As we pay attention to our Christian lives, as we ought to do, we have a tendency to focus on the things we do or have done, as though the whole thing were a matter of bookkeeping in a ledger, instead of taking our actions as indicators or “tells” of what we are turning into. We are either growing up into the perfect man, the Lord Jesus, or we are growing in a slow spiral toward some tragic and very lonesome finality. But the mercy, or the justice, as the case may be, are examples of transformation, not examples of an arbitrary sentencing falling on very similar creatures. When congregations build church buildings, this is either a testimony or a mask. It is either a declaration of what we are all becoming in Jesus Christ, or it is an attempt to substitute with blocks of stone what God will only receive from tender hearts. If the latter is the case, it would be far better to forgo building altogether, and just concentrate of getting our hearts right. Neither do we want to be okay with God at the start but have the challenges of building become a point of stumbling. We know how it is possible for someone to be so frazzled by wedding prep that they are in no spiritual shape to … [Read more...]

Fundraising and Faith
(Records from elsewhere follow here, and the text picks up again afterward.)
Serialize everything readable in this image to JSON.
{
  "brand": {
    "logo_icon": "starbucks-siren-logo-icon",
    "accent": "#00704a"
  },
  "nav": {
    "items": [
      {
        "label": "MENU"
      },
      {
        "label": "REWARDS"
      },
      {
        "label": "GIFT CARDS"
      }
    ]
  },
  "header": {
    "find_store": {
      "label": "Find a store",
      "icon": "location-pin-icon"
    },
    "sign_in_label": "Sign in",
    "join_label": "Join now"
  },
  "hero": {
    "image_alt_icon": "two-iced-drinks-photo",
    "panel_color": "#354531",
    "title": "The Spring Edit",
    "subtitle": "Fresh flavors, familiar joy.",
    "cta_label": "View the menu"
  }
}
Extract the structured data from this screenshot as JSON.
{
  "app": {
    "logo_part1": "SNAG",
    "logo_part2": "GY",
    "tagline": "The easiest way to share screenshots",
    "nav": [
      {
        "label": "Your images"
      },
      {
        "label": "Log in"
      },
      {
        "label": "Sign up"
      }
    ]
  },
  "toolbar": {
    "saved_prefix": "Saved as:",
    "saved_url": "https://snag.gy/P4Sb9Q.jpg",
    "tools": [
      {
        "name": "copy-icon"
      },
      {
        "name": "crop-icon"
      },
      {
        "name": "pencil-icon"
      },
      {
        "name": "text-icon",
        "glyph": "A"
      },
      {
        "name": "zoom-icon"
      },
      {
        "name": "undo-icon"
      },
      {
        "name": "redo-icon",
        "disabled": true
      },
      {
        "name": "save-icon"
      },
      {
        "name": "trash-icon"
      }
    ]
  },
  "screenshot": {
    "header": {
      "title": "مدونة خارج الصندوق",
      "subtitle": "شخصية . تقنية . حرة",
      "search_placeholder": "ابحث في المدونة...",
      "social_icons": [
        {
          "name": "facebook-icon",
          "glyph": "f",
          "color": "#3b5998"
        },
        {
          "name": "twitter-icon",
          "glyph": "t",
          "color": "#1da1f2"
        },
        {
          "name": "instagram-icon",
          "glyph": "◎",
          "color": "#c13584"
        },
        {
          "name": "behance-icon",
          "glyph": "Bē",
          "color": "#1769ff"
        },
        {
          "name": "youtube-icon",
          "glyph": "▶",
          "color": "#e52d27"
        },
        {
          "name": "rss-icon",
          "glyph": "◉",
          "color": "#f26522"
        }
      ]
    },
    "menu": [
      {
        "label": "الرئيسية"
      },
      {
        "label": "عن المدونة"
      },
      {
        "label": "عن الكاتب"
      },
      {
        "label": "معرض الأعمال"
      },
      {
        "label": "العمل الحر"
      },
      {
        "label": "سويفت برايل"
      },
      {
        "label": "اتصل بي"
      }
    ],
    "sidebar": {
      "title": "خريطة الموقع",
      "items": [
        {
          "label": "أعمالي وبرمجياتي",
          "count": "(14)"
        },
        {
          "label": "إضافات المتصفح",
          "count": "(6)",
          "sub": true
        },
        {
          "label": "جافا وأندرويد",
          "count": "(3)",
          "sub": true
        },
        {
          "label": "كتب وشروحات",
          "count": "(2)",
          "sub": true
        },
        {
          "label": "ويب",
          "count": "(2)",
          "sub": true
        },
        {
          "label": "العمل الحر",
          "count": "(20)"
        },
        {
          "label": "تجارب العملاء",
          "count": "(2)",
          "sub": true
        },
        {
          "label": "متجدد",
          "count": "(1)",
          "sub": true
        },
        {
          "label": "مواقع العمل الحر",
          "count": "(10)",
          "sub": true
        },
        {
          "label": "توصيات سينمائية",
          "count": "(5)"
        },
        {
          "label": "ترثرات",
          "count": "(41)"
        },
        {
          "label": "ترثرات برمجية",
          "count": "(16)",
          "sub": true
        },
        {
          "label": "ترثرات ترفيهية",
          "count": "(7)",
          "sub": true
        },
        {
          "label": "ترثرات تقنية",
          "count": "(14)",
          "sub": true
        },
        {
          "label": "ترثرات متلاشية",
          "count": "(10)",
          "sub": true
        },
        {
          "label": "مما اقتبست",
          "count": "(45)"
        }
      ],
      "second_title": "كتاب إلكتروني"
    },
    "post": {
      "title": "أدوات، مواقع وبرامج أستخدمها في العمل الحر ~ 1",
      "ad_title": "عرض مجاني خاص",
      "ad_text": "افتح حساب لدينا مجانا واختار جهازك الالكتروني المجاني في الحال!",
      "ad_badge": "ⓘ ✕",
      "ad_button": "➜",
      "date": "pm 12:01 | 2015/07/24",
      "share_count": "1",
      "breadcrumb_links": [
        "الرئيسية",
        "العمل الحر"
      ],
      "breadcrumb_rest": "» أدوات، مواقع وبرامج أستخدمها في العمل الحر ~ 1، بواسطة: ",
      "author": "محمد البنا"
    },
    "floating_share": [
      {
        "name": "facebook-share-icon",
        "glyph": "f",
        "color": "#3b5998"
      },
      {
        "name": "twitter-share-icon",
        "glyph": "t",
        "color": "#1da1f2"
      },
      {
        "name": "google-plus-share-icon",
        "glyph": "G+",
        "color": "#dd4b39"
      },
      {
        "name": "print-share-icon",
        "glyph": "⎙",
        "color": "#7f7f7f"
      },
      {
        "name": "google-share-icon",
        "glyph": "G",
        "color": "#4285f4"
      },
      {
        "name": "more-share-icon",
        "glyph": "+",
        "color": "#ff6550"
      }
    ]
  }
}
Another aspect of funding a church building is the important element of faith. We often feel like we are supposed to trust God for “spiritual” things, like our salvation, but that when it comes to finances we have to learn how to be “realistic.” Unfortunately, being realistic often means adopting worldly techniques that could just as easily be used in building a civic auditorium. But God’s people need to do everything differently. And even when we do something externally similar to what unbelievers might do, the insides of the thing have to be totally differently. Jesus says this about how God cares for us. “Consider the lilies how they grow: they toil not, they spin not; and yet I say unto you, that Solomon in all his glory was not arrayed like one of these. If then God so clothe the grass, which is to day in the field, and to morrow is cast into the oven; how much more will he clothe you, O ye of little faith?” (Luke 12:27–28). The admonition at the tail end of this says it all. “O ye of little faith” means that we need to learn how to trust the Lord who loves to adorn things. This is a “how much more’ argument, and Jesus says that we are to look at the flowers of the field … [Read more...]

Why Build?

Why have a church building? What is the point? What are we trying to do with it? The first reason is one that sanctuaries share with all buildings whatever. That reason is the wind, snow, rain, and so on. God has put us in a world where we require shelter in order to do the things that God has called us to do. Even foxes have holes, and birds have nests, as the Lord pointed out (Matt. 8:20), and we are creatures also. The second reason has to do with the opportunity to glorify God. We are not the only creatures who build shelters, but we are the only creatures who talk by means of them. We are the only creatures who decorate them. From stadiums to skyscrapers, man uses brick and concrete and re-bar to speak. For churches, we ought to use these things to preach. The third reason is that a building—used rightly—becomes a staging area, an organizational point for all the things the church is called to do during the course of the week. In our case, this would include evangelism and outreach, college ministry, benevolence, and so forth. And forth, a building is a casing, a receptacle, to house God’s people doing what God commanded us centrally to do. What is that? We are … [Read more...]